The Three Of Us – Saigon 1980
When I was little, I used to write to my father all the time. He left her when my brother was 5 and I was 7. We had only just been in the UK for 2 years, he put us into school and got us housing from the council, then disappeared.
As I learned how to write and speak in English, I used to scribble away with my bic pen, pushing hard onto the paper as I go, causing my middle right hand finger to enlarge. I used to write how much we all missed him, which made my mum sad and cry. She didn’t really know where to send it – so she just sent it to my Grandmother – in hope that soon enough she would pass it onto my father. She was confident that I will be a writer when I grew up.
My mum thought my writing was brilliant because it moved her – although, in all fairness, she was probably just moved by the subject. When my brother and I were on school holidays or at the weekends, we used to play my dad’s records. He had a large collection of LPs that he left behind– he was really into music and had a great late 70s and 80s collection of everything from The Bee Gees, Abba, Blondie to Richard Clayderman.

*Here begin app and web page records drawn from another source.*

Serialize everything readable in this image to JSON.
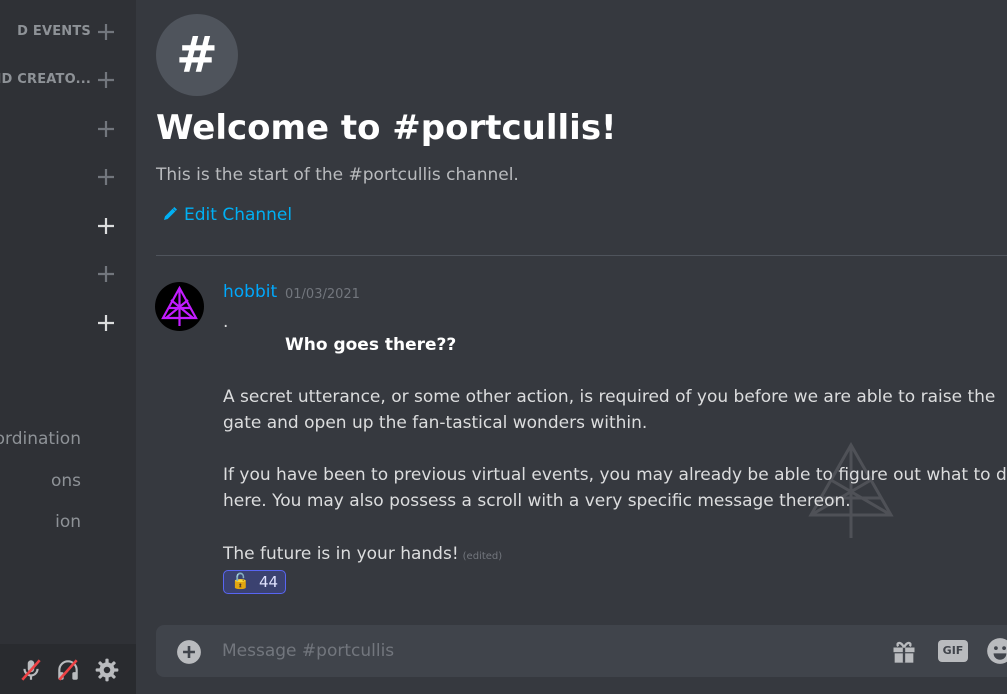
{
  "sidebar": {
    "categories": [
      {
        "label": "D EVENTS"
      },
      {
        "label": "AND CREATO..."
      },
      {
        "label": ""
      },
      {
        "label": ""
      },
      {
        "label": ""
      },
      {
        "label": ""
      },
      {
        "label": ""
      }
    ],
    "channels": [
      {
        "label": "ordination"
      },
      {
        "label": "ons"
      },
      {
        "label": "ion"
      }
    ],
    "user_panel": {
      "icons": [
        "microphone-muted-icon",
        "headphones-deafened-icon",
        "settings-gear-icon"
      ]
    }
  },
  "channel": {
    "badge_glyph": "#",
    "welcome_title": "Welcome to #portcullis!",
    "welcome_subtitle": "This is the start of the #portcullis channel.",
    "edit_label": "Edit Channel"
  },
  "message": {
    "author": "hobbit",
    "timestamp": "01/03/2021",
    "lines": {
      "dot": ".",
      "bold": "Who goes there??",
      "p1_line1": "A secret utterance, or some other action, is required of you before we are able to raise the",
      "p1_line2": "gate and open up the fan-tastical wonders within.",
      "p2_line1": "If you have been to previous virtual events, you may already be able to figure out what to do",
      "p2_line2": "here.  You may also possess a scroll with a very specific message thereon.",
      "p3": "The future is in your hands!"
    },
    "edited_label": "(edited)",
    "reaction": {
      "emoji": "🔓",
      "count": "44"
    }
  },
  "composer": {
    "placeholder": "Message #portcullis",
    "gif_label": "GIF"
  },
  "colors": {
    "background": "#36393f",
    "sidebar": "#2f3136",
    "link": "#00b0f4",
    "author": "#00a8fc",
    "accent": "#5865f2",
    "avatar_icon": "#c21cff"
  }
}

One of our favourites was The Carpenters – we used to mimick in between playing ‘post office’ with her hair comb, ‘why do birds, suddenly appear…every time, you are near?’ My mum would believe that we were good enough to become pop stars.
And so, she worked day and night, not only to feed us but to invest in our future: she bought us a brand new piano. She wanted my brother and I to be like The Carpenters. Unfortunately, she couldn’t keep up on piano lesson fees since we couldn’t even practice on it because the walls were too thin for the neighbours to bare –blah blah black sheep.
My mum bought us up believing in anything we did and supported it no matter how grand (or silly) the idea. From helping me open a boutique to looking after my dog whilst I traveled the world to taking my shoes to be repaired (as she knows how much I love shoes). Sometimes, she helps us at the supper club to make sure that we get all our Vietnamese dishes spot on, traditional and completely yummy.
I love my mum. She loves to cook. She loves to eat and I learn everything Vietnamese from her.